Nearing the end of her long life, it was her age itself that helped provoke the headlines. But Brooke Astor, who died Monday Aug. 13, 2007 at the age of 105, was well known for many years for her civic leadership, her philanthropy and her style. In this photograph -- taken in 1997 -- she was 95 years old.
Even as a centagenarian, Brooke Astor was often seen out on the town. Here ,she attends the opening of the play "I Am My Own Wife" on Dec. 3, 2003 in New York City.
Brooke Astor stands in front of a portrait of her late husband, Vincent Astor(1891-1959). Astor was her third and final husband, the only son of Titanic victim Colonel John Jacob Astor IV, and heir to the famous Astor fortune. They were married in 1953, six years before he died -- leaving her a widow (for the second time) at age 57.
In 1959, Brooke Astor enters surrogate court in Poughkeepsie, N.Y., during a dispute with some of Astor's relatives.
For the next half century, Brooke Astor gave away some $200 million, much of it to New York's "crown jewels," such as the New York Public Library. Here she is at the library in 2001, with the other recipients of the first Andrew Carnegie Medals of Philanthropy Awards ceremony. From left are George Soros, David Rockefeller, Irene Diamond, William Gates III, Brooke Astor and, at the back, Ted Turner.
For many years, there were few people more admired, or more fashionable, than Brooke Astor. First Lady Nancy Reagan, right, presents Mrs. Astor with an award from the Council of Fashion Designers of America, as designer Oscar de la Renta looks on at New York's Metropolitan Museum of Art on Jan. 11, 1988.
She was at ease with national and international figures, such as United Nations Secretary General Javier Perez de Cuellar. In this Feb. 15, 1991 photo, Astor presents him with the Citizens Committee for New York City's "New Yorker for New York" award.
Here she is being escorted by former secretary of state Henry Kissinger from private funeral services in New York for William S. Paley, on Oct. 29, 1990.

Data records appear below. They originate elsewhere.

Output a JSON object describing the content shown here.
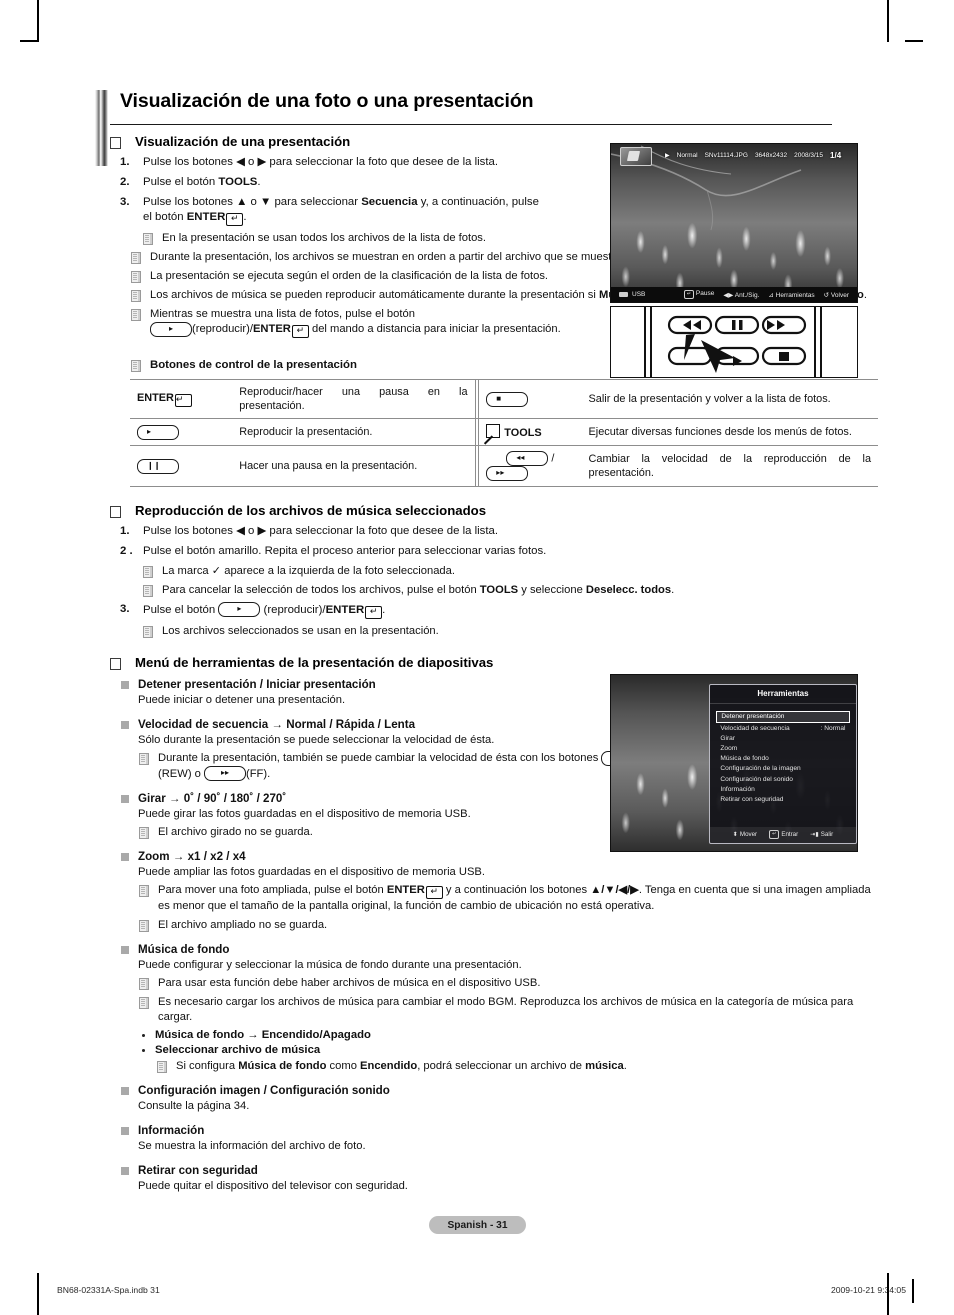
{
  "document": {
    "title": "Visualización de una foto o una presentación",
    "folio": "Spanish - 31",
    "footer_left": "BN68-02331A-Spa.indb   31",
    "footer_right": "2009-10-21   9:34:05"
  },
  "section_slideshow": {
    "heading": "Visualización de una presentación",
    "steps": [
      {
        "n": "1.",
        "text": "Pulse los botones ◀ o ▶ para seleccionar la foto que desee de la lista."
      },
      {
        "n": "2.",
        "text": "Pulse el botón TOOLS."
      },
      {
        "n": "3.",
        "text": "Pulse los botones ▲ o ▼ para seleccionar Secuencia y, a continuación, pulse el botón ENTER."
      }
    ],
    "step3_note": "En la presentación se usan todos los archivos de la lista de fotos.",
    "notes": [
      "Durante la presentación, los archivos se muestran en orden a partir del archivo que se muestra en este momento.",
      "La presentación se ejecuta según el orden de la clasificación de la lista de fotos.",
      "Los archivos de música se pueden reproducir automáticamente durante la presentación si Música de fondo está configurado como Encendido.",
      "Mientras se muestra una lista de fotos, pulse el botón (reproducir)/ENTER del mando a distancia para iniciar la presentación."
    ]
  },
  "control_table": {
    "caption": "Botones de control de la presentación",
    "rows": [
      {
        "key_left": "ENTER",
        "desc_left": "Reproducir/hacer una pausa en la presentación.",
        "key_right": "stop-key",
        "desc_right": "Salir de la presentación y volver a la lista de fotos."
      },
      {
        "key_left": "play-key",
        "desc_left": "Reproducir la presentación.",
        "key_right": "TOOLS",
        "desc_right": "Ejecutar diversas funciones desde los menús de fotos."
      },
      {
        "key_left": "pause-key",
        "desc_left": "Hacer una pausa en la presentación.",
        "key_right": "rew-ff-keys",
        "desc_right": "Cambiar la velocidad de la reproducción de la presentación."
      }
    ]
  },
  "section_music": {
    "heading": "Reproducción de los archivos de música seleccionados",
    "steps": [
      {
        "n": "1.",
        "text": "Pulse los botones ◀ o ▶ para seleccionar la foto que desee de la lista."
      },
      {
        "n": "2 .",
        "text": "Pulse el botón amarillo. Repita el proceso anterior para seleccionar varias fotos."
      },
      {
        "n": "3.",
        "text": "Pulse el botón (reproducir)/ENTER."
      }
    ],
    "step2_notes": [
      "La marca ✓ aparece a la izquierda de la foto seleccionada.",
      "Para cancelar la selección de todos los archivos, pulse el botón TOOLS y seleccione Deselecc. todos."
    ],
    "step3_note": "Los archivos seleccionados se usan en la presentación."
  },
  "section_tools": {
    "heading": "Menú de herramientas de la presentación de diapositivas",
    "items": [
      {
        "title": "Detener presentación / Iniciar presentación",
        "body": "Puede iniciar o detener una presentación.",
        "notes": []
      },
      {
        "title": "Velocidad de secuencia → Normal / Rápida / Lenta",
        "body": "Sólo durante la presentación se puede seleccionar la velocidad de ésta.",
        "notes": [
          "Durante la presentación, también se puede cambiar la velocidad de ésta con los botones (REW) o (FF)."
        ]
      },
      {
        "title": "Girar → 0˚ / 90˚ / 180˚ / 270˚",
        "body": "Puede girar las fotos guardadas en el dispositivo de memoria USB.",
        "notes": [
          "El archivo girado no se guarda."
        ]
      },
      {
        "title": "Zoom → x1 / x2 / x4",
        "body": "Puede ampliar las fotos guardadas en el dispositivo de memoria USB.",
        "notes": [
          "Para mover una foto ampliada, pulse el botón ENTER y a continuación los botones ▲/▼/◀/▶. Tenga en cuenta que si una imagen ampliada es menor que el tamaño de la pantalla original, la función de cambio de ubicación no está operativa.",
          "El archivo ampliado no se guarda."
        ]
      },
      {
        "title": "Música de fondo",
        "body": "Puede configurar y seleccionar la música de fondo durante una presentación.",
        "notes": [
          "Para usar esta función debe haber archivos de música en el dispositivo USB.",
          "Es necesario cargar los archivos de música para cambiar el modo BGM. Reproduzca los archivos de música en la categoría de música para cargar."
        ],
        "subitems": [
          {
            "title": "Música de fondo → Encendido/Apagado"
          },
          {
            "title": "Seleccionar archivo de música",
            "note": "Si configura Música de fondo como Encendido, podrá seleccionar un archivo de música."
          }
        ]
      },
      {
        "title": "Configuración imagen / Configuración sonido",
        "body": "Consulte la página 34.",
        "notes": []
      },
      {
        "title": "Información",
        "body": "Se muestra la información del archivo de foto.",
        "notes": []
      },
      {
        "title": "Retirar con seguridad",
        "body": "Puede quitar el dispositivo del televisor con seguridad.",
        "notes": []
      }
    ]
  },
  "photo_screenshot": {
    "mode": "Normal",
    "filename": "SNv11114.JPG",
    "resolution": "3648x2432",
    "date": "2008/3/15",
    "counter": "1/4",
    "source": "USB",
    "hints": [
      {
        "key": "enter",
        "label": "Pause"
      },
      {
        "key": "leftright",
        "label": "Ant./Sig."
      },
      {
        "key": "tools",
        "label": "Herramientas"
      },
      {
        "key": "return",
        "label": "Volver"
      }
    ]
  },
  "tools_screenshot": {
    "title": "Herramientas",
    "rows": [
      {
        "label": "Detener presentación",
        "value": "",
        "selected": true
      },
      {
        "label": "Velocidad de secuencia",
        "value": ": Normal",
        "selected": false
      },
      {
        "label": "Girar",
        "value": "",
        "selected": false
      },
      {
        "label": "Zoom",
        "value": "",
        "selected": false
      },
      {
        "label": "Música de fondo",
        "value": "",
        "selected": false
      },
      {
        "label": "Configuración de la imagen",
        "value": "",
        "selected": false
      },
      {
        "label": "Configuración del sonido",
        "value": "",
        "selected": false
      },
      {
        "label": "Información",
        "value": "",
        "selected": false
      },
      {
        "label": "Retirar con seguridad",
        "value": "",
        "selected": false
      }
    ],
    "hints": [
      {
        "key": "updown",
        "label": "Mover"
      },
      {
        "key": "enter",
        "label": "Entrar"
      },
      {
        "key": "exit",
        "label": "Salir"
      }
    ]
  },
  "remote_diagram": {
    "buttons": [
      "rew",
      "pause",
      "ff",
      "left-arrow",
      "play",
      "stop"
    ]
  }
}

But Brooke Astor's philanthropies included many humble ones. Here she is on Oct. 10, 1989, celebrating the 50th anniversary of "Little Toot" by Hardie Gramatky by reading the book to children from P.S. 59 in New York.
Brooke Astor's good friend Annette de La Renta, here shown in a social event at the White House, played a role in the waning days of Astor's life. In court papers, Astor's grandson accused his father of neglecting and exploiting her, and asked that he be removed as her guardian. In 2006, a settlement was announced in which de la Renta and JPMorgan Chase would be her guardians.
Despite the circumstances of her last few years, Brooke Astor will most likely be remembered most for her philanthropy. She liquidated the Vincent Astor Foundation in 1997, having made a solid impact on such institutions as the International Rescue Committee, the Fresh Air Fund, the Lighthouse for the Blind and, perhaps above all, her beloved New York Public Library.